Exercise:
Go through the records below and copy out every line that contains the word "Unitário".

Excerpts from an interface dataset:
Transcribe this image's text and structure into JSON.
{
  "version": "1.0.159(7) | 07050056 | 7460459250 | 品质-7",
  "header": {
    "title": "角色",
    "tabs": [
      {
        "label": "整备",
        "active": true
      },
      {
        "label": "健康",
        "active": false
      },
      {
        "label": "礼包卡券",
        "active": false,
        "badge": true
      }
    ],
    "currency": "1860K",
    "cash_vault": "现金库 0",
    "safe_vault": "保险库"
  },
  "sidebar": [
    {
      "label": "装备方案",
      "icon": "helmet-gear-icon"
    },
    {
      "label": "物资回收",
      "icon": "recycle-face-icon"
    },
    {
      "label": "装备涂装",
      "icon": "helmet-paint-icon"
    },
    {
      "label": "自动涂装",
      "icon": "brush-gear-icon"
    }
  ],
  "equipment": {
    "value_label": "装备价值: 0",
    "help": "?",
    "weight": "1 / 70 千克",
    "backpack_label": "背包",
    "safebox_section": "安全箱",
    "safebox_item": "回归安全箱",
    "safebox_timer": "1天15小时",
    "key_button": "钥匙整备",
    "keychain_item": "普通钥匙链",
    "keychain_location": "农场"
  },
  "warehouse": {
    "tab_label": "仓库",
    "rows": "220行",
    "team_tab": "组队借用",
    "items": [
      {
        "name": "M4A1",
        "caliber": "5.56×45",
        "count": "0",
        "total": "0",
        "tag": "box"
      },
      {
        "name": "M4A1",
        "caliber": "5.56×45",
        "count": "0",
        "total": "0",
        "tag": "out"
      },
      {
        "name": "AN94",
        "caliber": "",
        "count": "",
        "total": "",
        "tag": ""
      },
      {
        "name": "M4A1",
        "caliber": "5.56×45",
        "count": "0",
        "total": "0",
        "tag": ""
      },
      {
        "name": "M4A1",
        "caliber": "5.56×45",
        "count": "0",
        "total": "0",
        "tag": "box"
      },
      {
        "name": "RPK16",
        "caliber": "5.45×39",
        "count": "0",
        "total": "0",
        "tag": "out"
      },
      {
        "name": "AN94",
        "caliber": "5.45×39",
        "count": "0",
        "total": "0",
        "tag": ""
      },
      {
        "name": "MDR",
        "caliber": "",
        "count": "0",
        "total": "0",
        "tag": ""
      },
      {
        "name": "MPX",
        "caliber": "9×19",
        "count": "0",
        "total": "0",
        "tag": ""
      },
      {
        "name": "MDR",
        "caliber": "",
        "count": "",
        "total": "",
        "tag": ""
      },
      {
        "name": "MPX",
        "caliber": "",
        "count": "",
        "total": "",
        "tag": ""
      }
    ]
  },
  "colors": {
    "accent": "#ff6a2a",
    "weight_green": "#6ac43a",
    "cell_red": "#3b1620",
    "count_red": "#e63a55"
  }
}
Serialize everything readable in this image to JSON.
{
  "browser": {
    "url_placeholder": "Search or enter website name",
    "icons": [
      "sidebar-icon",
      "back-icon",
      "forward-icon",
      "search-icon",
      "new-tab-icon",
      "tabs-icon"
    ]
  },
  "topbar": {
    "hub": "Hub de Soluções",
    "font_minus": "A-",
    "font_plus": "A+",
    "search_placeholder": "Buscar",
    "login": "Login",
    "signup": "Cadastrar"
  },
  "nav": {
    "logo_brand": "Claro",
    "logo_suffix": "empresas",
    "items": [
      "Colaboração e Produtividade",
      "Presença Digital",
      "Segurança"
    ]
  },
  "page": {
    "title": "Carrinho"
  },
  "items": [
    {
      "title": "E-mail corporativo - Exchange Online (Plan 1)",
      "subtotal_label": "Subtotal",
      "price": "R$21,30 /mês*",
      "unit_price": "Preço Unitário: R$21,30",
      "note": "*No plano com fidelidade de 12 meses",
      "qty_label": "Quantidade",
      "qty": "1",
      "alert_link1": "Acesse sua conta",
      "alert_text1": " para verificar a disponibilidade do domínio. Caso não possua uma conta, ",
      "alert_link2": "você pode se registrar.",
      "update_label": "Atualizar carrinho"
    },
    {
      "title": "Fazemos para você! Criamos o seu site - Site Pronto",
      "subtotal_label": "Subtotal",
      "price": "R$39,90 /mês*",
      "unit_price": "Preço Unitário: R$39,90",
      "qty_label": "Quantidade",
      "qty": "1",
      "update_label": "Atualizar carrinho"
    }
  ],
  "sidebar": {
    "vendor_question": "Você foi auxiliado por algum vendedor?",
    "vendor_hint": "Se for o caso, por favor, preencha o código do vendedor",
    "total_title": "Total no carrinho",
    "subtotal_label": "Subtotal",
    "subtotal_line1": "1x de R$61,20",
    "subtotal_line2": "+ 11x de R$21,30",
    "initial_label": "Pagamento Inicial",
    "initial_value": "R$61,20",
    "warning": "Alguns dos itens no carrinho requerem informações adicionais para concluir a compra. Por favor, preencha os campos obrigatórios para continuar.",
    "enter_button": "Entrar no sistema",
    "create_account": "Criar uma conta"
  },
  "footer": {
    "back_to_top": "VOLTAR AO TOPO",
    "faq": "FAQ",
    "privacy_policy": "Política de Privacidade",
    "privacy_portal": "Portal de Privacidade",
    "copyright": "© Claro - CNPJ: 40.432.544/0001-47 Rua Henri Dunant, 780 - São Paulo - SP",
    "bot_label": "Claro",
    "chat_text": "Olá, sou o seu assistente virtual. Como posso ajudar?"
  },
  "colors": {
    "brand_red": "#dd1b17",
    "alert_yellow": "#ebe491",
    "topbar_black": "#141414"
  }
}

Solved problem:
      "unit_price": "Preço Unitário: R$21,30",
      "unit_price": "Preço Unitário: R$39,90",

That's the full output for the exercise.